* _DATA SHOWN_:
= = = = =

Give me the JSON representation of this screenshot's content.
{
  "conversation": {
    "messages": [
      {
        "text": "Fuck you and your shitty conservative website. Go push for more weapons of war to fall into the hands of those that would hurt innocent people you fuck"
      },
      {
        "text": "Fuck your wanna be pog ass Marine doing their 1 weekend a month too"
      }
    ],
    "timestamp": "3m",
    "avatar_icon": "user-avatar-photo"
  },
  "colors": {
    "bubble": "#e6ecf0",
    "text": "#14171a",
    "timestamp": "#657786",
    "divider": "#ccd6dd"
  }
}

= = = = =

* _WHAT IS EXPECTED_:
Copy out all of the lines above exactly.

* _FINAL ANSWER_:
Give me the JSON representation of this screenshot's content.
{
  "conversation": {
    "messages": [
      {
        "text": "Fuck you and your shitty conservative website. Go push for more weapons of war to fall into the hands of those that would hurt innocent people you fuck"
      },
      {
        "text": "Fuck your wanna be pog ass Marine doing their 1 weekend a month too"
      }
    ],
    "timestamp": "3m",
    "avatar_icon": "user-avatar-photo"
  },
  "colors": {
    "bubble": "#e6ecf0",
    "text": "#14171a",
    "timestamp": "#657786",
    "divider": "#ccd6dd"
  }
}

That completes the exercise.